As you restate the entries, keep every word intact and leave out whatever images they hold.

══ DATA PROVIDED

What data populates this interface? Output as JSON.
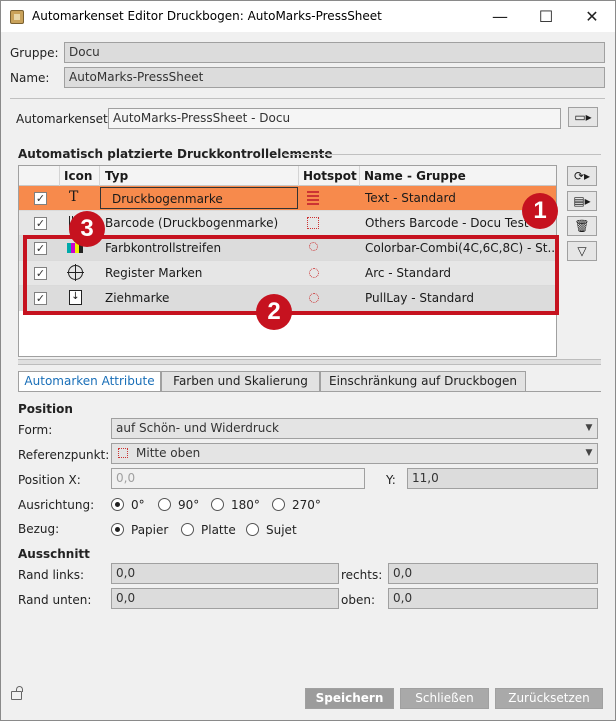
{
  "window": {
    "title": "Automarkenset Editor Druckbogen: AutoMarks-PressSheet",
    "minimize": "—",
    "maximize": "☐",
    "close": "✕"
  },
  "header": {
    "gruppe_label": "Gruppe:",
    "gruppe_value": "Docu",
    "name_label": "Name:",
    "name_value": "AutoMarks-PressSheet",
    "set_label": "Automarkenset:",
    "set_value": "AutoMarks-PressSheet - Docu"
  },
  "table": {
    "section_title": "Automatisch platzierte Druckkontrollelemente",
    "columns": [
      "Icon",
      "Typ",
      "Hotspot",
      "Name - Gruppe"
    ],
    "rows": [
      {
        "checked": true,
        "icon": "T",
        "typ": "Druckbogenmarke",
        "name": "Text - Standard",
        "selected": true
      },
      {
        "checked": true,
        "icon": "barcode-icon",
        "typ": "Barcode (Druckbogenmarke)",
        "name": "Others Barcode - Docu Test",
        "selected": false
      },
      {
        "checked": true,
        "icon": "colorbar-icon",
        "typ": "Farbkontrollstreifen",
        "name": "Colorbar-Combi(4C,6C,8C) - St...",
        "selected": false
      },
      {
        "checked": true,
        "icon": "register-icon",
        "typ": "Register Marken",
        "name": "Arc - Standard",
        "selected": false
      },
      {
        "checked": true,
        "icon": "pull-icon",
        "typ": "Ziehmarke",
        "name": "PullLay - Standard",
        "selected": false
      }
    ]
  },
  "tabs": [
    "Automarken Attribute",
    "Farben und Skalierung",
    "Einschränkung auf Druckbogen"
  ],
  "position": {
    "title": "Position",
    "form_label": "Form:",
    "form_value": "auf Schön- und Widerdruck",
    "ref_label": "Referenzpunkt:",
    "ref_value": "Mitte oben",
    "x_label": "Position X:",
    "x_value": "0,0",
    "y_label": "Y:",
    "y_value": "11,0",
    "ausrichtung_label": "Ausrichtung:",
    "ausrichtung_options": [
      "0°",
      "90°",
      "180°",
      "270°"
    ],
    "bezug_label": "Bezug:",
    "bezug_options": [
      "Papier",
      "Platte",
      "Sujet"
    ]
  },
  "ausschnitt": {
    "title": "Ausschnitt",
    "links_label": "Rand links:",
    "links_value": "0,0",
    "rechts_label": "rechts:",
    "rechts_value": "0,0",
    "unten_label": "Rand unten:",
    "unten_value": "0,0",
    "oben_label": "oben:",
    "oben_value": "0,0"
  },
  "buttons": {
    "save": "Speichern",
    "close": "Schließen",
    "reset": "Zurücksetzen"
  },
  "callouts": [
    "1",
    "2",
    "3"
  ],
  "colors": {
    "selected_row": "#f78a4c",
    "callout": "#c6121f",
    "tab_active_text": "#1a6fb8"
  }
}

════

* **TASK ANSWER**:
What data populates this interface? Output as JSON.
{
  "window": {
    "title": "Automarkenset Editor Druckbogen: AutoMarks-PressSheet",
    "minimize": "—",
    "maximize": "☐",
    "close": "✕"
  },
  "header": {
    "gruppe_label": "Gruppe:",
    "gruppe_value": "Docu",
    "name_label": "Name:",
    "name_value": "AutoMarks-PressSheet",
    "set_label": "Automarkenset:",
    "set_value": "AutoMarks-PressSheet - Docu"
  },
  "table": {
    "section_title": "Automatisch platzierte Druckkontrollelemente",
    "columns": [
      "Icon",
      "Typ",
      "Hotspot",
      "Name - Gruppe"
    ],
    "rows": [
      {
        "checked": true,
        "icon": "T",
        "typ": "Druckbogenmarke",
        "name": "Text - Standard",
        "selected": true
      },
      {
        "checked": true,
        "icon": "barcode-icon",
        "typ": "Barcode (Druckbogenmarke)",
        "name": "Others Barcode - Docu Test",
        "selected": false
      },
      {
        "checked": true,
        "icon": "colorbar-icon",
        "typ": "Farbkontrollstreifen",
        "name": "Colorbar-Combi(4C,6C,8C) - St...",
        "selected": false
      },
      {
        "checked": true,
        "icon": "register-icon",
        "typ": "Register Marken",
        "name": "Arc - Standard",
        "selected": false
      },
      {
        "checked": true,
        "icon": "pull-icon",
        "typ": "Ziehmarke",
        "name": "PullLay - Standard",
        "selected": false
      }
    ]
  },
  "tabs": [
    "Automarken Attribute",
    "Farben und Skalierung",
    "Einschränkung auf Druckbogen"
  ],
  "position": {
    "title": "Position",
    "form_label": "Form:",
    "form_value": "auf Schön- und Widerdruck",
    "ref_label": "Referenzpunkt:",
    "ref_value": "Mitte oben",
    "x_label": "Position X:",
    "x_value": "0,0",
    "y_label": "Y:",
    "y_value": "11,0",
    "ausrichtung_label": "Ausrichtung:",
    "ausrichtung_options": [
      "0°",
      "90°",
      "180°",
      "270°"
    ],
    "bezug_label": "Bezug:",
    "bezug_options": [
      "Papier",
      "Platte",
      "Sujet"
    ]
  },
  "ausschnitt": {
    "title": "Ausschnitt",
    "links_label": "Rand links:",
    "links_value": "0,0",
    "rechts_label": "rechts:",
    "rechts_value": "0,0",
    "unten_label": "Rand unten:",
    "unten_value": "0,0",
    "oben_label": "oben:",
    "oben_value": "0,0"
  },
  "buttons": {
    "save": "Speichern",
    "close": "Schließen",
    "reset": "Zurücksetzen"
  },
  "callouts": [
    "1",
    "2",
    "3"
  ],
  "colors": {
    "selected_row": "#f78a4c",
    "callout": "#c6121f",
    "tab_active_text": "#1a6fb8"
  }
}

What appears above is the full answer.